There is consensus among historians that since the Early Modern period, a fundamental change occurred in how sexuality is understood and experienced. In general terms, a family-centered reproductive model transitioned to a sexual system emphasising individual agency. Now viewed as the key to selfhood and happiness, sex became in many respects commodified. The timing of this shift is, however, contested, with some historians seeing a gradual shift from the end of the 19th century onwards and others arguing for rapid change in the 1960s.
Trevor Philpott interviews a woman using the pill and visits a pharmaceutical factory for Panorama, 1965, British Broadcasting Corporation. In copyright
A woman testifies on her use of the contraceptive pill. She’s one of over a million French women already subscribing to the product, 1972, National Audiovisual Institute France. In copyright
Facilitated by the development of the birth control pill and other contraceptives, the 1970s became the decade in which many sexual taboos were broken - from interracial dating, open homosexuality, and polyamory to the use of inflammatory language and fashion trends accentuating sexuality. As sexual activity among the youth increased, the threshold age for first sexual experiences became younger.
How the pill became a symbol of gender equality,2008, National Audiovisual Archive of Hungary. In copyright
The feminist movement of the 1970s tried to make the taboo atmosphere disappear in the fight for female self-determination of the body. Among their demands was free sexual education, cheap or free contraceptives and the right to abortion.
Women demonstrate in the streets of Rome to defend the law on abortion, 1977, Sette G Istituto Luce - Cinecittà. In copyright
Talking about sex remained unacceptable throughout the 1970s, not all that different from the start of the slow sexual revolution in the 1950s. By the end of the decade, it became clear that there still was a lot left to be said about the relationship between men and women, and the place of women in society.
1980: has the battle for equal rights been won?, NOS, Netherlands Institute for Sound and Vision. In copyright

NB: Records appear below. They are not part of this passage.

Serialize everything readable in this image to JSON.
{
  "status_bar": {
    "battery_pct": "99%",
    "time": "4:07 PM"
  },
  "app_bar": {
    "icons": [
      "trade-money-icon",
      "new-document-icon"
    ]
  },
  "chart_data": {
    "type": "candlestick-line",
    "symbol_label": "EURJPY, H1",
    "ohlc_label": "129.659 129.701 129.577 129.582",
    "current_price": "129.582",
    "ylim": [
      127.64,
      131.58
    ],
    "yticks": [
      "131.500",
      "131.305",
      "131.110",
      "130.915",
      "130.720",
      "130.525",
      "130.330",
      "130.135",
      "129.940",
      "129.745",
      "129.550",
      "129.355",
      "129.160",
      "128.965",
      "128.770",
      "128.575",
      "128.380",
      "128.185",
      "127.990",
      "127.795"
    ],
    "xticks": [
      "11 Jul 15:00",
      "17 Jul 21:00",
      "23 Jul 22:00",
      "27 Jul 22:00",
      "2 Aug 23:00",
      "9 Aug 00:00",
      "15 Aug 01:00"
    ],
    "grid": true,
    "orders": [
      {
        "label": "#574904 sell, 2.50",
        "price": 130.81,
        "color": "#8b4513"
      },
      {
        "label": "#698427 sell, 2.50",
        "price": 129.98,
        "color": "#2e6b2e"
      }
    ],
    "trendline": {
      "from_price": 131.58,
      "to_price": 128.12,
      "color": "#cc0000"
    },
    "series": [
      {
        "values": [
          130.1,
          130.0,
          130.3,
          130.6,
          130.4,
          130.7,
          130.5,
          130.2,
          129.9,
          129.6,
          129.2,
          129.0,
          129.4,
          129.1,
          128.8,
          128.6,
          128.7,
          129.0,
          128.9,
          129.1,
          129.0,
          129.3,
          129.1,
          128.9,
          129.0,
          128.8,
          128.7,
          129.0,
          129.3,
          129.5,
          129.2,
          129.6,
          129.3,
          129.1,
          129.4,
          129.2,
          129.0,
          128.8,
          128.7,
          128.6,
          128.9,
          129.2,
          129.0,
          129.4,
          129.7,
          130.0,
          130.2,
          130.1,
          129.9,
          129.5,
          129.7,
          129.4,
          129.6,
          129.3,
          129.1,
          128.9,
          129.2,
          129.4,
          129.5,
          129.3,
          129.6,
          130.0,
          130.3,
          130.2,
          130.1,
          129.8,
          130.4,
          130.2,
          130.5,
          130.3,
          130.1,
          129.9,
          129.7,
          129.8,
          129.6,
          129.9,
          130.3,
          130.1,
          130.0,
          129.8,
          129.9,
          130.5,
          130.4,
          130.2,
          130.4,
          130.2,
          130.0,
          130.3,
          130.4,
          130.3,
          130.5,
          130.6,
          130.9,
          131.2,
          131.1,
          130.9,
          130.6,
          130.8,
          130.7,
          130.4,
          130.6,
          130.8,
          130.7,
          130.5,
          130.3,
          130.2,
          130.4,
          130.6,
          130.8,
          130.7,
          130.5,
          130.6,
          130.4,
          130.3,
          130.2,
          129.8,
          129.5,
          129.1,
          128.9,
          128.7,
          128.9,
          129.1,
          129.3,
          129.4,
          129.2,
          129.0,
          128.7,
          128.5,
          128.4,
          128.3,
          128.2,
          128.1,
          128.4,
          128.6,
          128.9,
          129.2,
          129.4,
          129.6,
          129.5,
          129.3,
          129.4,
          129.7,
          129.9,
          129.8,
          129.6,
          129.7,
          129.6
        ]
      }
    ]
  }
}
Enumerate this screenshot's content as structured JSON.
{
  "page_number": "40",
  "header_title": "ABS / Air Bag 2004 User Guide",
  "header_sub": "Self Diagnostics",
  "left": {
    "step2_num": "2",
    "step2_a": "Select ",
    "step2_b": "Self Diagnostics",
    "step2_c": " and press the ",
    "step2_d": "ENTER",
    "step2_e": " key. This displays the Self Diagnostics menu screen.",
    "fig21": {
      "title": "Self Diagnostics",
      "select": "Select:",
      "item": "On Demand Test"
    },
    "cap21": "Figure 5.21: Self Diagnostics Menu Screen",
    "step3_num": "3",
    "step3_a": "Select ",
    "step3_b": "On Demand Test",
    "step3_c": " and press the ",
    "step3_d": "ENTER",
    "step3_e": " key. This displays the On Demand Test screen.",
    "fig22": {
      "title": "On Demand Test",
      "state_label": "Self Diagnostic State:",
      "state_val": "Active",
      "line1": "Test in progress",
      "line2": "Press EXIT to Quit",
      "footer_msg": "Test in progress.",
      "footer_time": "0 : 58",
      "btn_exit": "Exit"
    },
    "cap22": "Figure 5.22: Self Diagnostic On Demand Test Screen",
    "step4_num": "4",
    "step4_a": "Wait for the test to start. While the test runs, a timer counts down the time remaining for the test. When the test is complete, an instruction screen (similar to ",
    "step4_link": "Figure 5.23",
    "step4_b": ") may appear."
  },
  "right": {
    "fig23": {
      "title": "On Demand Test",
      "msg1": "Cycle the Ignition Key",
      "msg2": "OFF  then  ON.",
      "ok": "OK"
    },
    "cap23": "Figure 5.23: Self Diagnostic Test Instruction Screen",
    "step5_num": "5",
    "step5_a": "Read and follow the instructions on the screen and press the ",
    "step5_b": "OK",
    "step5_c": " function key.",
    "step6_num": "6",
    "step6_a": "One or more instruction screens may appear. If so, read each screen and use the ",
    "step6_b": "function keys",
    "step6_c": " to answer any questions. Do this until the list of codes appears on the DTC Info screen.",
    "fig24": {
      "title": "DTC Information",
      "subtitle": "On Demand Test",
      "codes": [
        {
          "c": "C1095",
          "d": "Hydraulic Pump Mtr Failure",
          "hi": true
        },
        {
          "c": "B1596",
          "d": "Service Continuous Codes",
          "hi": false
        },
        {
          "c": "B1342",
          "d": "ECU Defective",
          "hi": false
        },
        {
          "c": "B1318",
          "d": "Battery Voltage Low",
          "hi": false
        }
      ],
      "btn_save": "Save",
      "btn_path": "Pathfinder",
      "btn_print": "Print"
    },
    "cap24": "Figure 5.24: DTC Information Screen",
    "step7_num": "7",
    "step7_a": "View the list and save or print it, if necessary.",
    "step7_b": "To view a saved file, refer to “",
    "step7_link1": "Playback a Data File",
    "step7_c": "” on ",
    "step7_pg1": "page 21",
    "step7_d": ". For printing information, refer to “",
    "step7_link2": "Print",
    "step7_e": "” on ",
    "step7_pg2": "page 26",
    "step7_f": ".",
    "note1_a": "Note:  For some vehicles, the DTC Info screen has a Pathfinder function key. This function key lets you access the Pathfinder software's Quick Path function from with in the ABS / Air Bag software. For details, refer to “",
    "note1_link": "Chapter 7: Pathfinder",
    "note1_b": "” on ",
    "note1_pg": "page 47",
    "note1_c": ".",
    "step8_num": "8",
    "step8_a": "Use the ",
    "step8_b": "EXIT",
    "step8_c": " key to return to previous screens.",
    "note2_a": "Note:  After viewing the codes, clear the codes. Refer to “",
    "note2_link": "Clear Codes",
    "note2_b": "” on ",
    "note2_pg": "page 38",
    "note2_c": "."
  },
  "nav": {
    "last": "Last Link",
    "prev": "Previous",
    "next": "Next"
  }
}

The pill emerged as a milestone in 20th-century history, with The Economist recognizing it in 1993 as one of the Seven Wonders of the Modern World and BBC stating it is one of the 50 Things that made the Modern Economy. Another quantifiable effect of the increased use of oral contraceptives was the drop in birth rates in industrialised countries in the latter part of the century. The 'pill bump' reflected the increase in freedom for women not only to manage their own family planning and gaining control over their bodies, but also their heightened chances in terms of education and professional opportunities.
What remains of the sexual liberation activism of May 1968 in 2008, Belgian Radio-television of the French Community / RTBF. In copyright
Whereas one-third of the female population in the Western world was using the pill as early as 1965, only 10% of women in developing countries were doing so. Nowadays, the pill ranks among the most popular contraception methods available, although preferences differ from one country to another: results of a survey published in Science Direct in 2011 reveal that oral contraceptives are most popular among respondents in Germany, France and Sweden while in the UK and Romania the use of condoms was preferred.